His health, ruined by cigarettes and the booze he used to block out memories no human being should have, left him living in a series of places in Brookline that he didn’t much like. Joe got sober and helped more people than Bernie Law ever did.

Joe Crowley, a Dorchester kid, was a 15-year-old student at Boston College High, in the college prep program, when a predator wearing a Roman collar named Paul Shanley latched onto him like a leech. Joe’s life changed, changed utterly, because Shanley raped him and passed him onto other men, including priests, like he was nothing more than a cigarette.

It took many, many years for Joe to claim his life back, and the sad truth is he never claimed it back completely because you can never take back what people like that take from you.

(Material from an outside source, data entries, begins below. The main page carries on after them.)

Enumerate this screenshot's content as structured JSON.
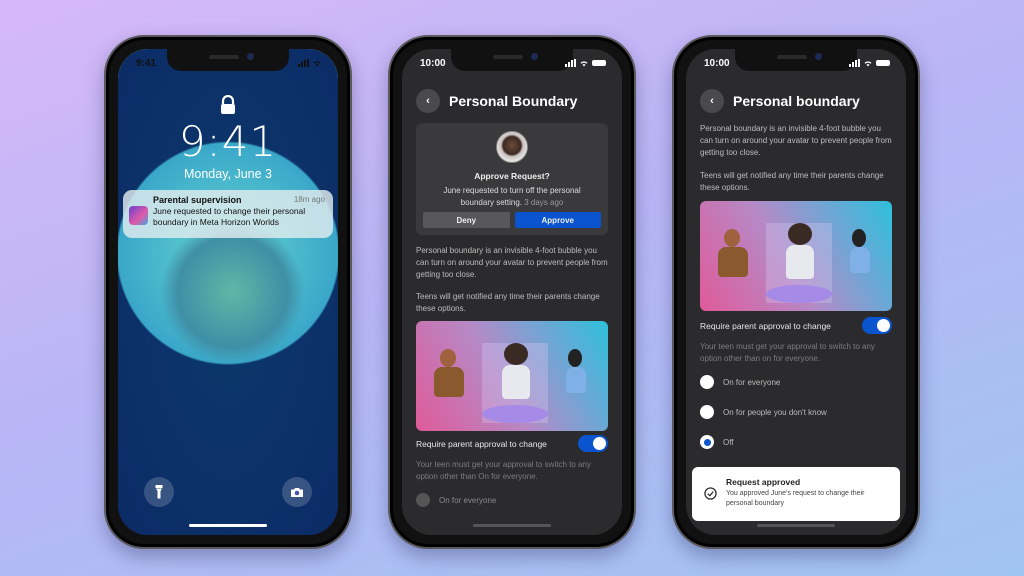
{
  "phone_lock": {
    "status_time": "9:41",
    "lock_icon": "lock-icon",
    "time": "9:41",
    "date": "Monday, June 3",
    "notification": {
      "app_icon": "meta-horizon-worlds-icon",
      "title": "Parental supervision",
      "time_ago": "18m ago",
      "body": "June requested to change their personal boundary in Meta Horizon Worlds"
    },
    "buttons": [
      {
        "icon": "flashlight-icon"
      },
      {
        "icon": "camera-icon"
      }
    ]
  },
  "phone_request": {
    "status_time": "10:00",
    "title": "Personal Boundary",
    "back_icon": "chevron-left-icon",
    "request_card": {
      "title": "Approve Request?",
      "body": "June requested to turn off the personal boundary setting.",
      "time_ago": "3 days ago",
      "deny_label": "Deny",
      "approve_label": "Approve"
    },
    "description": "Personal boundary is an invisible 4-foot bubble you can turn on around your avatar to prevent people from getting too close.",
    "notice": "Teens will get notified any time their parents change these options.",
    "toggle_label": "Require parent approval to change",
    "toggle_on": true,
    "hint": "Your teen must get your approval to switch to any option other than On for everyone.",
    "options": [
      {
        "label": "On for everyone",
        "checked": false
      }
    ]
  },
  "phone_approved": {
    "status_time": "10:00",
    "title": "Personal boundary",
    "back_icon": "chevron-left-icon",
    "description": "Personal boundary is an invisible 4-foot bubble you can turn on around your avatar to prevent people from getting too close.",
    "notice": "Teens will get notified any time their parents change these options.",
    "toggle_label": "Require parent approval to change",
    "toggle_on": true,
    "hint": "Your teen must get your approval to switch to any option other than on for everyone.",
    "options": [
      {
        "label": "On for everyone",
        "checked": false
      },
      {
        "label": "On for people you don't know",
        "checked": false
      },
      {
        "label": "Off",
        "checked": true
      }
    ],
    "toast": {
      "icon": "check-circle-icon",
      "title": "Request approved",
      "body": "You approved June's request to change their personal boundary"
    }
  },
  "colors": {
    "accent": "#0a55cf",
    "app_background": "#2b2b2d",
    "card": "#3a3a3c"
  }
}
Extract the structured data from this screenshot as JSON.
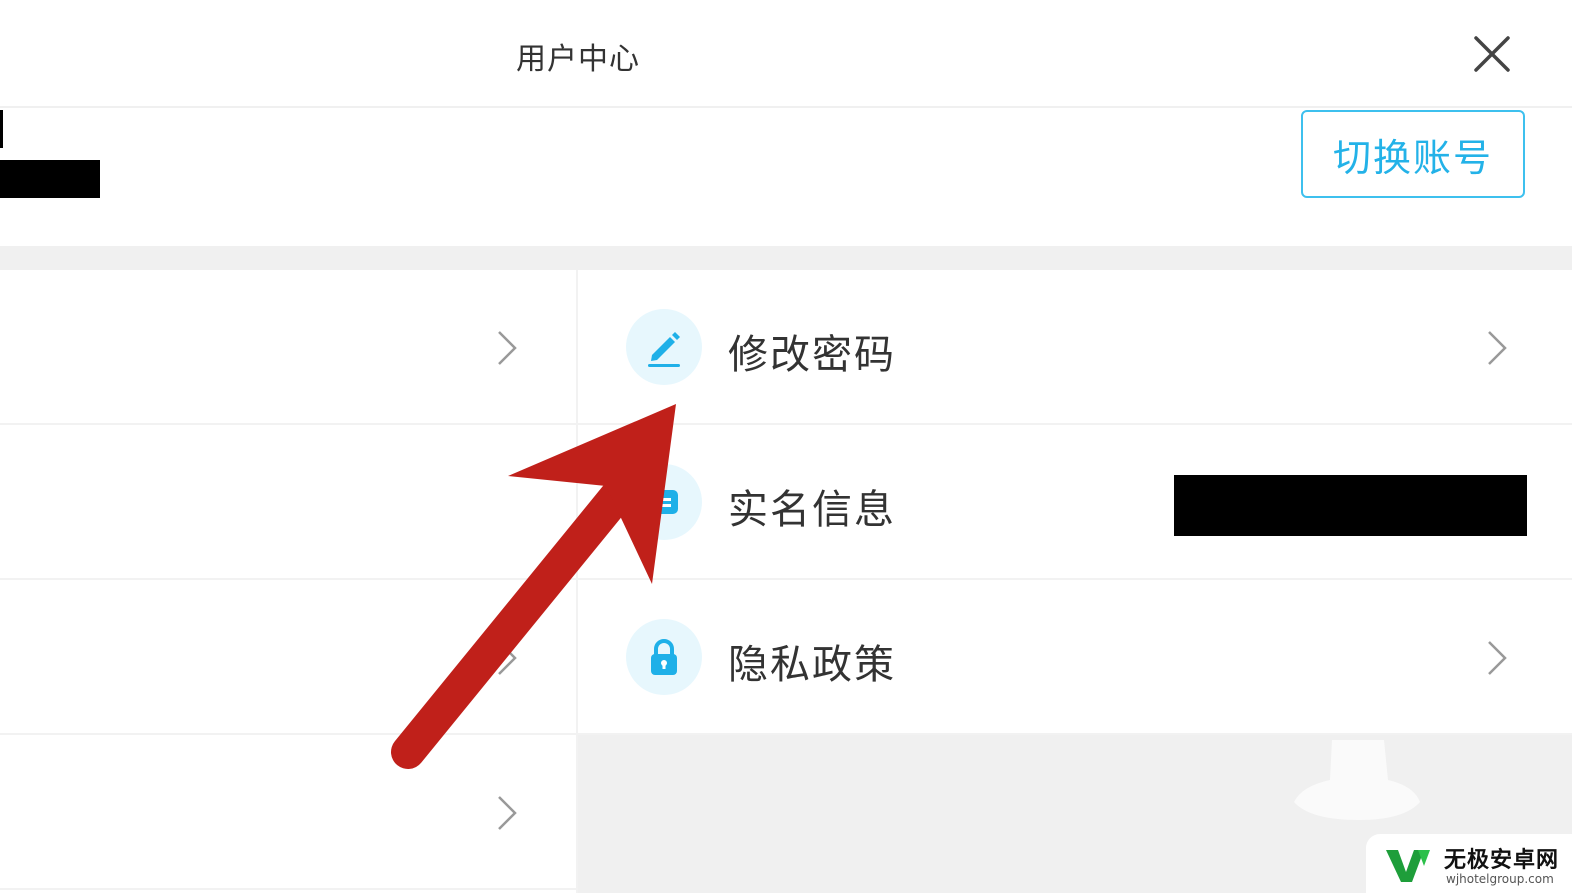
{
  "header": {
    "title": "用户中心"
  },
  "account": {
    "switch_label": "切换账号"
  },
  "menu_right": [
    {
      "label": "修改密码",
      "icon": "pencil-icon"
    },
    {
      "label": "实名信息",
      "icon": "id-card-icon"
    },
    {
      "label": "隐私政策",
      "icon": "lock-icon"
    }
  ],
  "watermark": {
    "text": "无极安卓网",
    "url": "wjhotelgroup.com"
  },
  "colors": {
    "accent": "#23b2e8",
    "annotation_arrow": "#c0201a",
    "background_gray": "#f0f0f0"
  }
}
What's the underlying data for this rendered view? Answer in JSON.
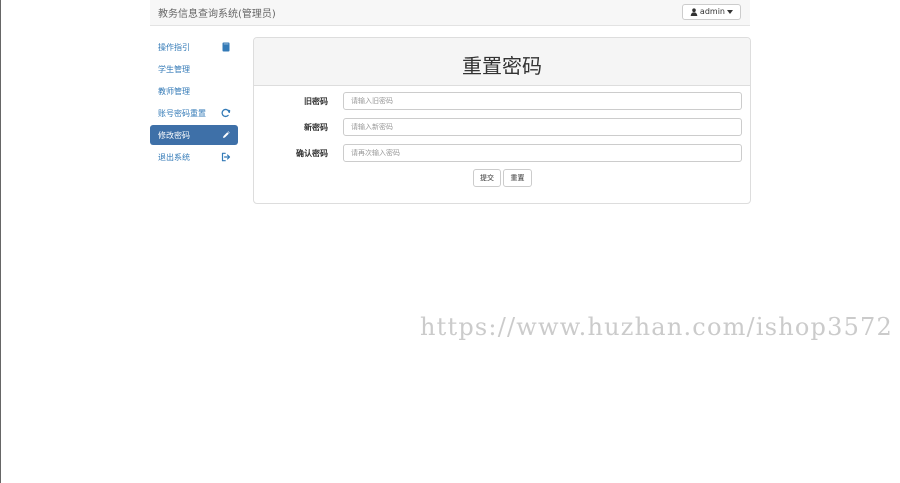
{
  "header": {
    "brand": "教务信息查询系统(管理员)",
    "user_label": "admin"
  },
  "sidebar": {
    "items": [
      {
        "label": "操作指引",
        "icon": "book-icon",
        "active": false
      },
      {
        "label": "学生管理",
        "icon": "",
        "active": false
      },
      {
        "label": "教师管理",
        "icon": "",
        "active": false
      },
      {
        "label": "账号密码重置",
        "icon": "refresh-icon",
        "active": false
      },
      {
        "label": "修改密码",
        "icon": "pencil-icon",
        "active": true
      },
      {
        "label": "退出系统",
        "icon": "logout-icon",
        "active": false
      }
    ]
  },
  "main": {
    "title": "重置密码",
    "fields": [
      {
        "label": "旧密码",
        "placeholder": "请输入旧密码"
      },
      {
        "label": "新密码",
        "placeholder": "请输入新密码"
      },
      {
        "label": "确认密码",
        "placeholder": "请再次输入密码"
      }
    ],
    "buttons": {
      "submit_label": "提交",
      "reset_label": "重置"
    }
  },
  "watermark": {
    "text": "https://www.huzhan.com/ishop3572"
  },
  "colors": {
    "accent": "#3e70a8",
    "link": "#337ab7",
    "panel_heading": "#f5f5f5",
    "navbar": "#f7f7f7"
  }
}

But he did his best, and I will go to my grave believing that Joe Crowley was one of the greatest human beings I’ve ever met, and that Bernie Law was nowhere in his league.

Joe Crowley’s big heart gave out last April. He was 58, and his wake was one big AA meeting, where dozens of people he helped stood up, like they were at a Pentecostal church, and talked about how Joe saved their lives. The only blessing is that Joe died before the priest who ruined his life got out of prison in July.

Cardinal Law was not a clueless bureaucrat. He knew exactly what he was doing. He knew, when the reports of priests raping and molesting children came across his desk, exactly what was going on. He let Shanley move to California, not telling other bishops and priests there that they were inheriting someone who violated children, along with his vows.

He forsook his position as a bishop, protecting his flock. Instead, he protected the institution and the men who used Roman collars as bait to abuse young people. He moved them to other parishes and places where they could rape again.

That is his legacy. That is what should be carved on his gravestone. It is the hard and horrible and inescapable truth.

And if the Catholic Church doesn’t have the truth, what does it have?

Years after everything blew up, and after Shanley went to prison, Joe Crowley was standing in the lobby of the Back Bay apartment building where he was the concierge, and Cardinal Law walked in.

Despite everything, Cardinal Law never shied from returning to Boston, and there he was, asking to take an elevator to a dinner party, and there was Joe Crowley, looking at the man who had protected the priest who had raped him.

In his head, Joe Crowley imagined calling Cardinal Law every name in the book, and then some. Instead, he nodded politely and when Cardinal Law said, “Good evening,” he replied, “Good evening.”

Joe Crowley had way more class then, and, even in his grave, he still does.


Kevin Cullen can be reached at cullen@globe.com.